> _What is required_: Hunt through the entries for the word "glyph" and copy each line in which it appears.

> _Records provided_:

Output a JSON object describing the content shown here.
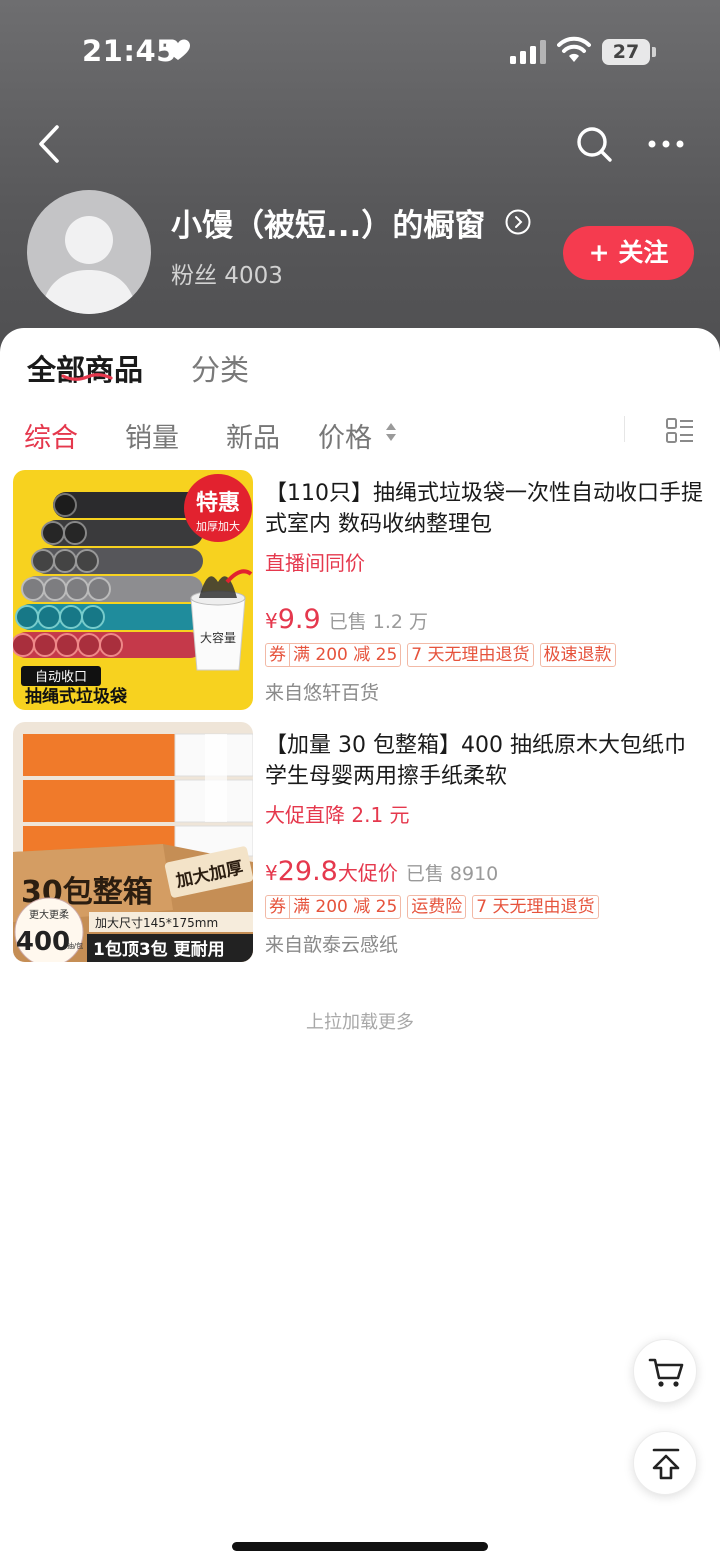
{
  "status_bar": {
    "time": "21:45",
    "battery": "27"
  },
  "shop": {
    "name": "小馒（被短...）的橱窗",
    "fans": "粉丝 4003",
    "follow_label": "+ 关注"
  },
  "tabs": [
    {
      "label": "全部商品"
    },
    {
      "label": "分类"
    }
  ],
  "sort": [
    {
      "label": "综合"
    },
    {
      "label": "销量"
    },
    {
      "label": "新品"
    },
    {
      "label": "价格"
    }
  ],
  "products": [
    {
      "title": "【110只】抽绳式垃圾袋一次性自动收口手提式室内 数码收纳整理包",
      "promo": "直播间同价",
      "price_symbol": "¥",
      "price": "9.9",
      "price_suffix": "",
      "sold": "已售 1.2 万",
      "coupon_prefix": "券",
      "tags": [
        "满 200 减 25",
        "7 天无理由退货",
        "极速退款"
      ],
      "store": "来自悠轩百货",
      "image": {
        "badge_title": "特惠",
        "badge_sub": "加厚加大",
        "bucket_label": "大容量",
        "caption_top": "自动收口",
        "caption_bottom": "抽绳式垃圾袋"
      }
    },
    {
      "title": "【加量 30 包整箱】400 抽纸原木大包纸巾学生母婴两用擦手纸柔软",
      "promo": "大促直降 2.1 元",
      "price_symbol": "¥",
      "price": "29.8",
      "price_suffix": "大促价",
      "sold": "已售 8910",
      "coupon_prefix": "券",
      "tags": [
        "满 200 减 25",
        "运费险",
        "7 天无理由退货"
      ],
      "store": "来自歆泰云感纸",
      "image": {
        "box_text": "30包整箱",
        "box_side": "加大加厚",
        "size_text": "加大尺寸145*175mm",
        "soft_text": "更大更柔",
        "big_num": "400",
        "unit_text": "抽/包",
        "slogan": "1包顶3包 更耐用"
      }
    }
  ],
  "load_more": "上拉加载更多",
  "colors": {
    "accent": "#e5384d",
    "follow": "#f53b4f",
    "header": "#5e5e60"
  },
  "icons": [
    "back-icon",
    "search-icon",
    "more-icon",
    "chevron-right-icon",
    "sort-arrows-icon",
    "list-layout-icon",
    "cart-icon",
    "back-to-top-icon"
  ]
}
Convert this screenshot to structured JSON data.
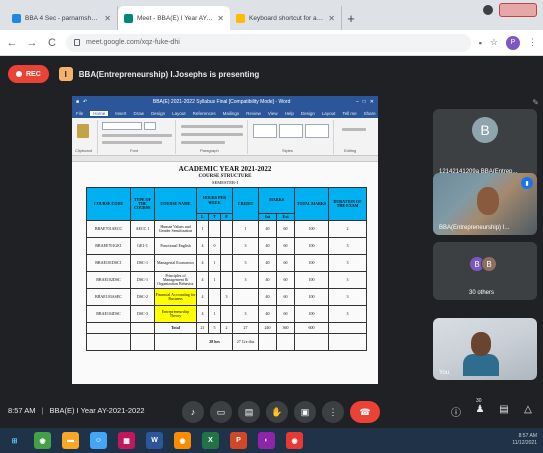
{
  "browser": {
    "tabs": [
      {
        "label": "BBA 4 Sec - parnarnshu@jpsvor",
        "color": "#1e88e5",
        "active": false
      },
      {
        "label": "Meet - BBA(E) I Year AY-202",
        "color": "#00897b",
        "active": true
      },
      {
        "label": "Keyboard shortcut for animation",
        "color": "#fbbc04",
        "active": false
      }
    ],
    "new_tab": "+",
    "url": "meet.google.com/xqz-fuke-dhi",
    "profile_initial": "P"
  },
  "meet": {
    "rec_label": "REC",
    "presenting_text": "BBA(Entrepreneurship) I.Josephs is presenting",
    "presenting_icon": "I",
    "meeting_time": "8:57 AM",
    "meeting_name": "BBA(E) I Year AY-2021-2022",
    "raise_count": "30",
    "participants": [
      {
        "name": "12142141209a BBA(Entrep...",
        "initial": "B",
        "kind": "avatar"
      },
      {
        "name": "BBA(Entrepreneurship) I...",
        "kind": "camera"
      },
      {
        "name": "30 others",
        "initials": [
          "B",
          "B"
        ],
        "kind": "others"
      },
      {
        "name": "You",
        "kind": "self"
      }
    ]
  },
  "word": {
    "title": "BBA(E) 2021-2022 Syllabus Final [Compatibility Mode] - Word",
    "menu": [
      "File",
      "Home",
      "Insert",
      "Draw",
      "Design",
      "Layout",
      "References",
      "Mailings",
      "Review",
      "View",
      "Help",
      "Design",
      "Layout",
      "Tell me",
      "Share"
    ],
    "menu_selected": "Home",
    "ribbon_groups": [
      "Clipboard",
      "Font",
      "Paragraph",
      "Styles",
      "Editing"
    ],
    "doc_title": "ACADEMIC YEAR 2021-2022",
    "doc_subtitle": "COURSE STRUCTURE",
    "doc_semester": "SEMESTER-I",
    "table": {
      "headers": [
        "COURSE CODE",
        "TYPE OF THE COURSE",
        "COURSE NAME",
        "HOURS PER WEEK",
        "CREDIT",
        "MARKS",
        "TOTAL MARKS",
        "DURATION OF THE EXAM"
      ],
      "sub_headers": [
        "L",
        "T",
        "P",
        "Int",
        "Ext"
      ],
      "rows": [
        [
          "BBAE701AECC",
          "AECC 1",
          "Human Values and Gender Sensitization",
          "1",
          "",
          "",
          "1",
          "40",
          "60",
          "100",
          "2"
        ],
        [
          "BBAEE701GE1",
          "GE1-1",
          "Functional English",
          "4",
          "0",
          "",
          "3",
          "40",
          "60",
          "100",
          "3"
        ],
        [
          "BBAE101DSC1",
          "DSC-1",
          "Managerial Economics",
          "4",
          "1",
          "",
          "3",
          "40",
          "60",
          "100",
          "3"
        ],
        [
          "BBAE102DSC",
          "DSC-1",
          "Principles of Management & Organization Behavior",
          "4",
          "1",
          "",
          "3",
          "40",
          "60",
          "100",
          "3"
        ],
        [
          "BBAE103ASEC",
          "DSC-2",
          "Financial Accounting for Business",
          "4",
          "",
          "3",
          "",
          "40",
          "60",
          "100",
          "3"
        ],
        [
          "BBAE104DSC",
          "DSC-3",
          "Entrepreneurship Theory",
          "4",
          "1",
          "",
          "3",
          "40",
          "60",
          "100",
          "3"
        ]
      ],
      "total": {
        "label": "Total",
        "L": "21",
        "T": "5",
        "P": "2",
        "credit": "27",
        "int": "240",
        "ext": "360",
        "total": "600"
      },
      "extra": {
        "hours": "28 hrs",
        "credit": "27 Cre dits"
      }
    }
  },
  "controls": [
    "mic-icon",
    "camera-icon",
    "captions-icon",
    "raise-hand-icon",
    "present-icon",
    "more-icon",
    "end-call-icon"
  ],
  "taskbar": {
    "apps": [
      {
        "icon": "windows-logo-icon",
        "glyph": "⊞",
        "color": "#1f3247"
      },
      {
        "icon": "chrome-icon",
        "glyph": "◉",
        "color": "#43a047"
      },
      {
        "icon": "folder-icon",
        "glyph": "▬",
        "color": "#f9a825"
      },
      {
        "icon": "people-icon",
        "glyph": "☺",
        "color": "#42a5f5"
      },
      {
        "icon": "store-icon",
        "glyph": "▦",
        "color": "#c2185b"
      },
      {
        "icon": "word-icon",
        "glyph": "W",
        "color": "#2b579a"
      },
      {
        "icon": "chrome-icon-2",
        "glyph": "◉",
        "color": "#fb8c00"
      },
      {
        "icon": "excel-icon",
        "glyph": "X",
        "color": "#217346"
      },
      {
        "icon": "powerpoint-icon",
        "glyph": "P",
        "color": "#d24726"
      },
      {
        "icon": "app-icon",
        "glyph": "◐",
        "color": "#8e24aa"
      },
      {
        "icon": "chrome-icon-3",
        "glyph": "◉",
        "color": "#e53935"
      }
    ],
    "time": "8:57 AM",
    "date": "11/12/2021"
  }
}
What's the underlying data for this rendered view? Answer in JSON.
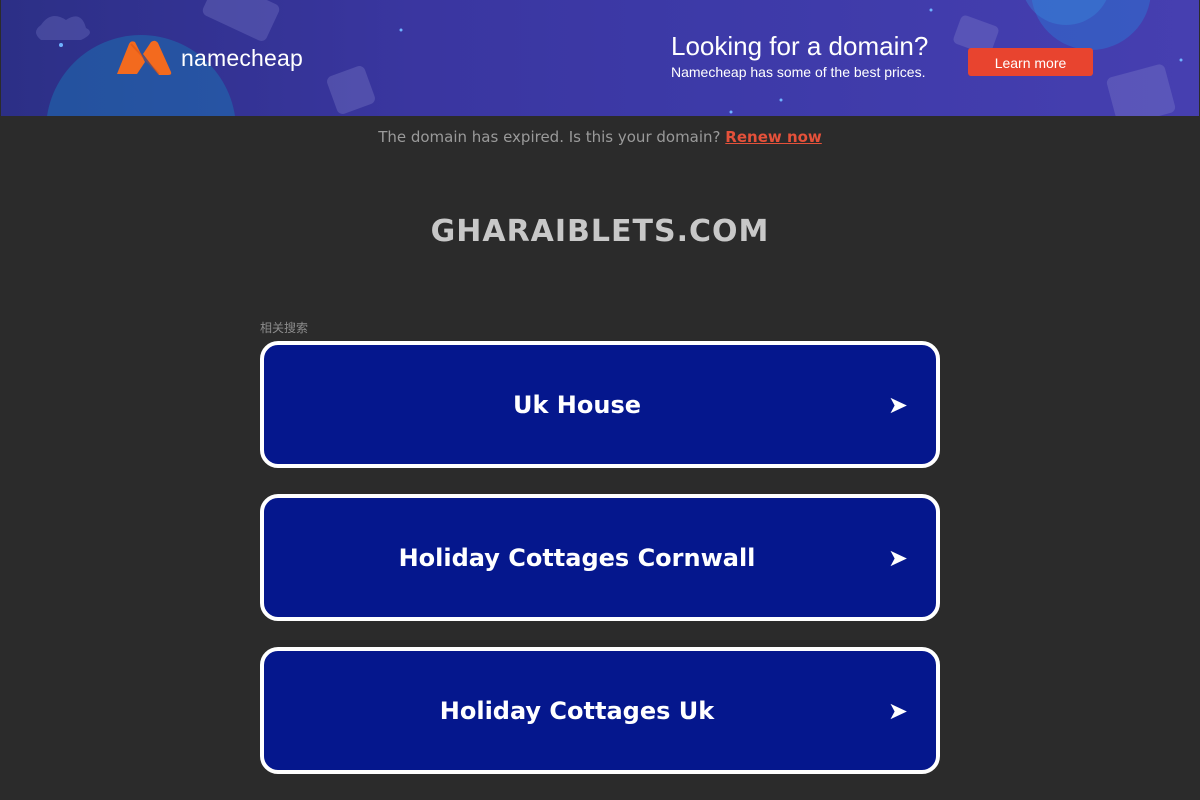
{
  "banner": {
    "brand": "namecheap",
    "headline": "Looking for a domain?",
    "subline": "Namecheap has some of the best prices.",
    "cta_label": "Learn more",
    "accent_color": "#e8442f"
  },
  "notice": {
    "text": "The domain has expired. Is this your domain?",
    "link_label": "Renew now"
  },
  "domain": {
    "title": "GHARAIBLETS.COM"
  },
  "related": {
    "label": "相关搜索",
    "items": [
      {
        "label": "Uk House",
        "icon": "arrow-right-icon"
      },
      {
        "label": "Holiday Cottages Cornwall",
        "icon": "arrow-right-icon"
      },
      {
        "label": "Holiday Cottages Uk",
        "icon": "arrow-right-icon"
      }
    ]
  },
  "colors": {
    "page_bg": "#2b2b2b",
    "card_bg": "#05178d",
    "card_border": "#ffffff",
    "link": "#e5513a"
  }
}
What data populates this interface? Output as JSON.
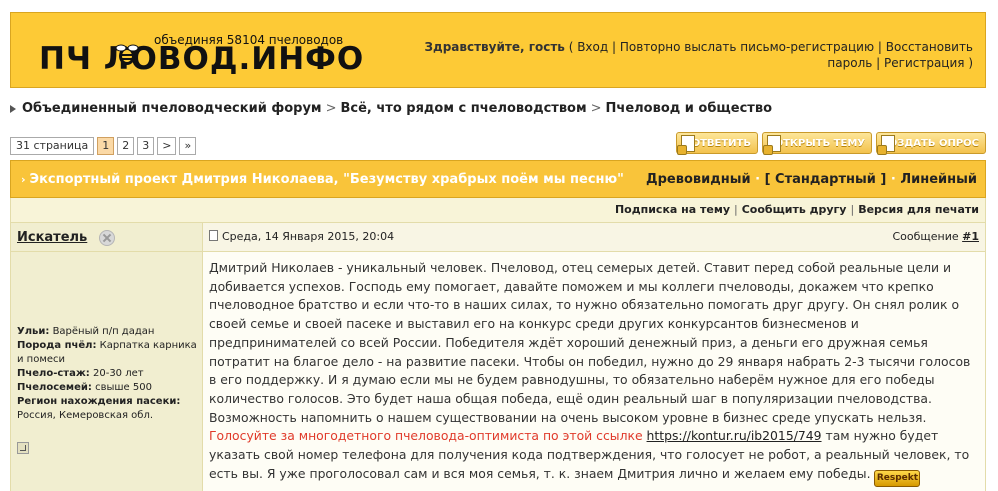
{
  "header": {
    "tagline": "объединяя 58104 пчеловодов",
    "logo_text": "ПЧ   ЛОВОД.ИНФО",
    "greeting": "Здравствуйте, гость",
    "links": [
      "Вход",
      "Повторно выслать письмо-регистрацию",
      "Восстановить пароль",
      "Регистрация"
    ]
  },
  "breadcrumb": [
    "Объединенный пчеловодческий форум",
    "Всё, что рядом с пчеловодством",
    "Пчеловод и общество"
  ],
  "pagination": {
    "total": "31 страница",
    "pages": [
      "1",
      "2",
      "3",
      ">",
      "»"
    ],
    "current": "1"
  },
  "actions": {
    "reply": "ответить",
    "new_topic": "открыть тему",
    "new_poll": "создать опрос"
  },
  "topic": {
    "title": "Экспортный проект Дмитрия Николаева, \"Безумству храбрых поём мы песню\"",
    "modes": [
      "Древовидный",
      "[ Стандартный ]",
      "Линейный"
    ]
  },
  "options": [
    "Подписка на тему",
    "Сообщить другу",
    "Версия для печати"
  ],
  "post": {
    "author": "Искатель",
    "date": "Среда, 14 Января 2015, 20:04",
    "number_label": "Сообщение",
    "number": "#1",
    "info": [
      {
        "k": "Ульи:",
        "v": "Варёный п/п дадан"
      },
      {
        "k": "Порода пчёл:",
        "v": "Карпатка карника и помеси"
      },
      {
        "k": "Пчело-стаж:",
        "v": "20-30 лет"
      },
      {
        "k": "Пчелосемей:",
        "v": "свыше 500"
      },
      {
        "k": "Регион нахождения пасеки:",
        "v": "Россия, Кемеровская обл."
      }
    ],
    "body_1": "Дмитрий Николаев - уникальный человек. Пчеловод, отец семерых детей. Ставит перед собой реальные цели и добивается успехов. Господь ему помогает, давайте поможем и мы коллеги пчеловоды, докажем что крепко пчеловодное братство и если что-то в наших силах, то нужно обязательно помогать друг другу. Он снял ролик о своей семье и своей пасеке и выставил его на конкурс среди других конкурсантов бизнесменов и предпринимателей со всей России. Победителя ждёт хороший денежный приз, а деньги его дружная семья потратит на благое дело - на развитие пасеки. Чтобы он победил, нужно до 29 января набрать 2-3 тысячи голосов в его поддержку. И я думаю если мы не будем равнодушны, то обязательно наберём нужное для его победы количество голосов. Это будет наша общая победа, ещё один реальный шаг в популяризации пчеловодства. Возможность напомнить о нашем существовании на очень высоком уровне в бизнес среде упускать нельзя. ",
    "body_red": "Голосуйте за многодетного пчеловода-оптимиста по этой ссылке",
    "body_link": "https://kontur.ru/ib2015/749",
    "body_2": " там нужно будет указать свой номер телефона для получения кода подтверждения, что голосует не робот, а реальный человек, то есть вы. Я уже проголосовал сам и вся моя семья, т. к. знаем Дмитрия лично и желаем ему победы. ",
    "smiley": "Respekt"
  }
}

> _Exercise response_:
        "glyph": "⊞",
        "glyph": "◉",
        "glyph": "▬",
        "glyph": "☺",
        "glyph": "▦",
        "glyph": "W",
        "glyph": "◉",
        "glyph": "X",
        "glyph": "P",
        "glyph": "◐",
        "glyph": "◉",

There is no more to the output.